━━ Given data

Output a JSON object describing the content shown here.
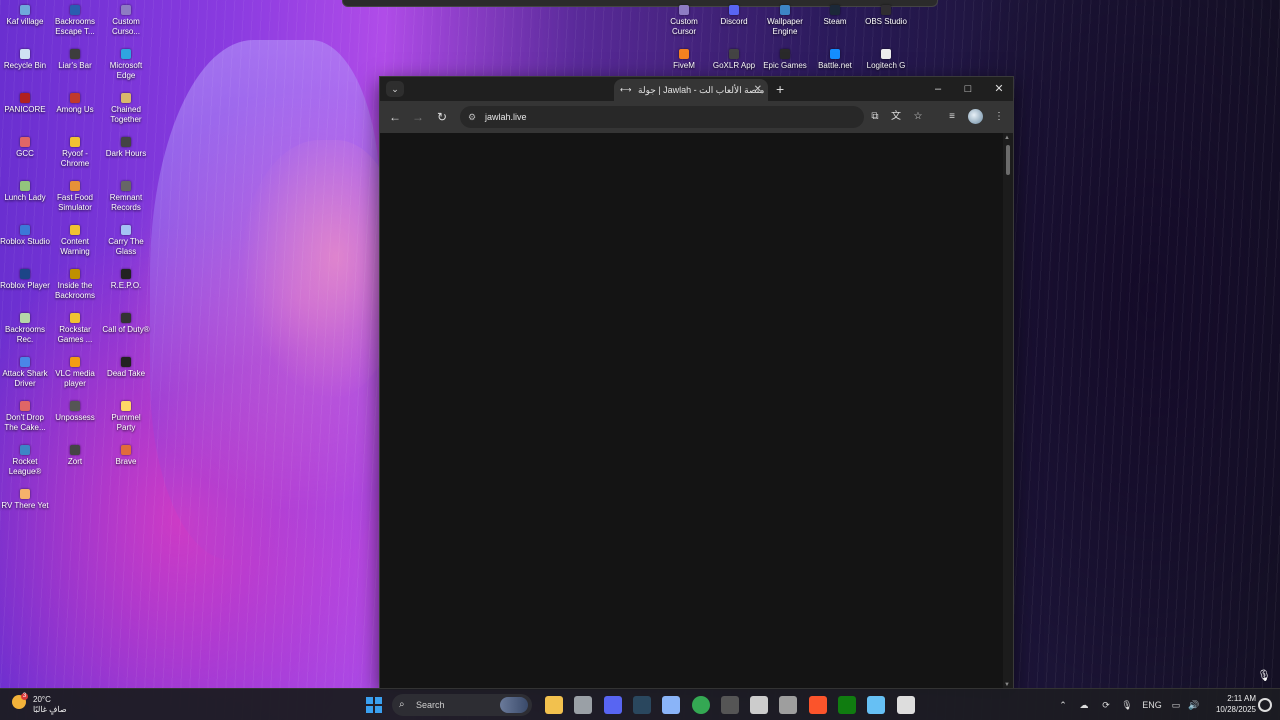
{
  "desktop": {
    "icons": [
      {
        "label": "Kaf village",
        "color": "#6fa8dc"
      },
      {
        "label": "Backrooms Escape T...",
        "color": "#2a5db0"
      },
      {
        "label": "Custom Curso...",
        "color": "#8e7cc3"
      },
      {
        "label": "Recycle Bin",
        "color": "#cfe2f3"
      },
      {
        "label": "Liar's Bar",
        "color": "#3d3d3d"
      },
      {
        "label": "Microsoft Edge",
        "color": "#2fa5e0"
      },
      {
        "label": "PANICORE",
        "color": "#b02020"
      },
      {
        "label": "Among Us",
        "color": "#c0392b"
      },
      {
        "label": "Chained Together",
        "color": "#d9b86c"
      },
      {
        "label": "GCC",
        "color": "#e06666"
      },
      {
        "label": "Ryoof - Chrome",
        "color": "#f1c232"
      },
      {
        "label": "Dark Hours",
        "color": "#444444"
      },
      {
        "label": "Lunch Lady",
        "color": "#93c47d"
      },
      {
        "label": "Fast Food Simulator",
        "color": "#e69138"
      },
      {
        "label": "Remnant Records",
        "color": "#666666"
      },
      {
        "label": "Roblox Studio",
        "color": "#3c78d8"
      },
      {
        "label": "Content Warning",
        "color": "#f1c232"
      },
      {
        "label": "Carry The Glass",
        "color": "#a4c2f4"
      },
      {
        "label": "Roblox Player",
        "color": "#1c4587"
      },
      {
        "label": "Inside the Backrooms",
        "color": "#bf9000"
      },
      {
        "label": "R.E.P.O.",
        "color": "#222222"
      },
      {
        "label": "Backrooms Rec.",
        "color": "#b6d7a8"
      },
      {
        "label": "Rockstar Games ...",
        "color": "#f1c232"
      },
      {
        "label": "Call of Duty®",
        "color": "#333333"
      },
      {
        "label": "Attack Shark Driver",
        "color": "#4a86e8"
      },
      {
        "label": "VLC media player",
        "color": "#f39c12"
      },
      {
        "label": "Dead Take",
        "color": "#222222"
      },
      {
        "label": "Don't Drop The Cake...",
        "color": "#e06666"
      },
      {
        "label": "Unpossess",
        "color": "#555555"
      },
      {
        "label": "Pummel Party",
        "color": "#ffd966"
      },
      {
        "label": "Rocket League®",
        "color": "#3d85c6"
      },
      {
        "label": "Zort",
        "color": "#444444"
      },
      {
        "label": "Brave",
        "color": "#e06c3c"
      },
      {
        "label": "RV There Yet",
        "color": "#f6b26b"
      },
      {
        "label": "Custom Cursor",
        "color": "#8e7cc3"
      },
      {
        "label": "Discord",
        "color": "#5865f2"
      },
      {
        "label": "Wallpaper Engine",
        "color": "#3d85c6"
      },
      {
        "label": "Steam",
        "color": "#1b2838"
      },
      {
        "label": "OBS Studio",
        "color": "#302e31"
      },
      {
        "label": "FiveM",
        "color": "#f58220"
      },
      {
        "label": "GoXLR App",
        "color": "#444444"
      },
      {
        "label": "Epic Games",
        "color": "#2a2a2a"
      },
      {
        "label": "Battle.net",
        "color": "#148eff"
      },
      {
        "label": "Logitech G",
        "color": "#eeeeee"
      }
    ]
  },
  "browser": {
    "tab_title": "جولة | Jawlah - منصة الألعاب الت",
    "tab_favicon": "⟷",
    "new_tab_label": "+",
    "address": "jawlah.live",
    "window_controls": {
      "minimize": "–",
      "maximize": "□",
      "close": "✕"
    }
  },
  "taskbar": {
    "weather_temp": "20°C",
    "weather_desc": "صافٍ غالبًا",
    "weather_badge": "3",
    "search_placeholder": "Search",
    "language": "ENG",
    "time": "2:11 AM",
    "date": "10/28/2025",
    "apps": [
      {
        "name": "file-explorer",
        "color": "#f2c14e"
      },
      {
        "name": "store",
        "color": "#9aa0a6"
      },
      {
        "name": "discord",
        "color": "#5865f2"
      },
      {
        "name": "steam",
        "color": "#2a475e"
      },
      {
        "name": "settings",
        "color": "#8ab4f8"
      },
      {
        "name": "chrome",
        "color": "#34a853"
      },
      {
        "name": "app-dark",
        "color": "#555555"
      },
      {
        "name": "notepad",
        "color": "#cccccc"
      },
      {
        "name": "app-circle",
        "color": "#9e9e9e"
      },
      {
        "name": "brave",
        "color": "#fb542b"
      },
      {
        "name": "xbox",
        "color": "#107c10"
      },
      {
        "name": "steam-2",
        "color": "#66c0f4"
      },
      {
        "name": "loader",
        "color": "#dddddd"
      }
    ]
  }
}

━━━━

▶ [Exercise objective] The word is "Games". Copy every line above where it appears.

▶ [Result for this task]
        "label": "Rockstar Games ...",
        "label": "Epic Games",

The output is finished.